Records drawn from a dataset
╔══
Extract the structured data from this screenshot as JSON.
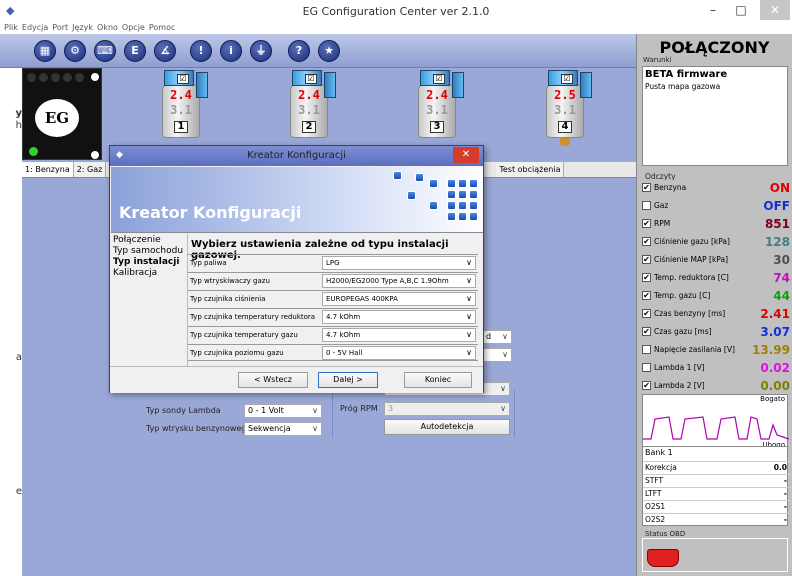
{
  "window": {
    "title": "EG Configuration Center ver 2.1.0",
    "minimize": "–",
    "maximize": "□",
    "close": "✕"
  },
  "menu": [
    "Plik",
    "Edycja",
    "Port",
    "Język",
    "Okno",
    "Opcje",
    "Pomoc"
  ],
  "toolbar": {
    "buttons": [
      {
        "icon": "grid-icon",
        "glyph": "▦"
      },
      {
        "icon": "gear-icon",
        "glyph": "⚙"
      },
      {
        "icon": "keyboard-icon",
        "glyph": "⌨"
      },
      {
        "icon": "e-icon",
        "glyph": "E"
      },
      {
        "icon": "angle-icon",
        "glyph": "∡"
      },
      {
        "icon": "warning-icon",
        "glyph": "!"
      },
      {
        "icon": "info-icon",
        "glyph": "i"
      },
      {
        "icon": "plug-icon",
        "glyph": "⏚"
      },
      {
        "icon": "help-icon",
        "glyph": "?"
      },
      {
        "icon": "star-icon",
        "glyph": "★"
      }
    ]
  },
  "left_strip": [
    "y",
    "h",
    "a",
    "e"
  ],
  "injectors": [
    {
      "top": "2.4",
      "bottom": "3.1",
      "num": "1"
    },
    {
      "top": "2.4",
      "bottom": "3.1",
      "num": "2"
    },
    {
      "top": "2.4",
      "bottom": "3.1",
      "num": "3"
    },
    {
      "top": "2.5",
      "bottom": "3.1",
      "num": "4"
    }
  ],
  "tabs": [
    "1: Benzyna",
    "2: Gaz",
    "Test obciążenia"
  ],
  "panel": {
    "lambda_type_label": "Typ sondy Lambda",
    "lambda_type_value": "0 - 1 Volt",
    "petrol_injection_label": "Typ wtrysku benzynowego",
    "petrol_injection_value": "Sekwencja",
    "rpm_threshold_label": "Próg RPM",
    "rpm_threshold_value": "3",
    "autodetect_button": "Autodetekcja",
    "hidden_combo_1": "d",
    "hidden_combo_2": ""
  },
  "wizard": {
    "title": "Kreator Konfiguracji",
    "banner_title": "Kreator Konfiguracji",
    "steps": [
      "Połączenie",
      "Typ samochodu",
      "Typ instalacji",
      "Kalibracja"
    ],
    "active_step": "Typ instalacji",
    "heading": "Wybierz ustawienia zależne od typu instalacji gazowej.",
    "fields": [
      {
        "label": "Typ paliwa",
        "value": "LPG"
      },
      {
        "label": "Typ wtryskiwaczy gazu",
        "value": "H2000/EG2000 Type A,B,C 1.9Ohm"
      },
      {
        "label": "Typ czujnika ciśnienia",
        "value": "EUROPEGAS 400KPA"
      },
      {
        "label": "Typ czujnika temperatury reduktora",
        "value": "4.7 kOhm"
      },
      {
        "label": "Typ czujnika temperatury gazu",
        "value": "4.7 kOhm"
      },
      {
        "label": "Typ czujnika poziomu gazu",
        "value": "0 - 5V Hall"
      }
    ],
    "back_button": "< Wstecz",
    "next_button": "Dalej >",
    "finish_button": "Koniec"
  },
  "side": {
    "status": "POŁĄCZONY",
    "conditions_label": "Warunki",
    "conditions_title": "BETA firmware",
    "conditions_text": "Pusta mapa gazowa",
    "readings_label": "Odczyty",
    "readings": [
      {
        "name": "Benzyna",
        "checked": true,
        "value": "ON",
        "color": "#e00000"
      },
      {
        "name": "Gaz",
        "checked": false,
        "value": "OFF",
        "color": "#1030d0"
      },
      {
        "name": "RPM",
        "checked": true,
        "value": "851",
        "color": "#800020"
      },
      {
        "name": "Ciśnienie gazu [kPa]",
        "checked": true,
        "value": "128",
        "color": "#408080"
      },
      {
        "name": "Ciśnienie MAP [kPa]",
        "checked": true,
        "value": "30",
        "color": "#505050"
      },
      {
        "name": "Temp. reduktora [C]",
        "checked": true,
        "value": "74",
        "color": "#c010c0"
      },
      {
        "name": "Temp. gazu [C]",
        "checked": true,
        "value": "44",
        "color": "#10a010"
      },
      {
        "name": "Czas benzyny [ms]",
        "checked": true,
        "value": "2.41",
        "color": "#e00000"
      },
      {
        "name": "Czas gazu [ms]",
        "checked": true,
        "value": "3.07",
        "color": "#1030d0"
      },
      {
        "name": "Napięcie zasilania [V]",
        "checked": false,
        "value": "13.99",
        "color": "#a08000"
      },
      {
        "name": "Lambda 1 [V]",
        "checked": false,
        "value": "0.02",
        "color": "#e010e0"
      },
      {
        "name": "Lambda 2 [V]",
        "checked": true,
        "value": "0.00",
        "color": "#808000"
      }
    ],
    "lambda_rich": "Bogato",
    "lambda_lean": "Ubogo",
    "bank_title": "Bank 1",
    "bank": [
      {
        "name": "Korekcja",
        "value": "0.0"
      },
      {
        "name": "STFT",
        "value": "-"
      },
      {
        "name": "LTFT",
        "value": "-"
      },
      {
        "name": "O2S1",
        "value": "-"
      },
      {
        "name": "O2S2",
        "value": "-"
      }
    ],
    "obd_label": "Status OBD"
  }
}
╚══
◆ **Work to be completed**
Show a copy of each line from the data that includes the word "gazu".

◆ **Response to this task**
        "label": "Typ wtryskiwaczy gazu",
        "label": "Typ czujnika temperatury gazu",
        "label": "Typ czujnika poziomu gazu",
        "name": "Ciśnienie gazu [kPa]",
        "name": "Temp. gazu [C]",
        "name": "Czas gazu [ms]",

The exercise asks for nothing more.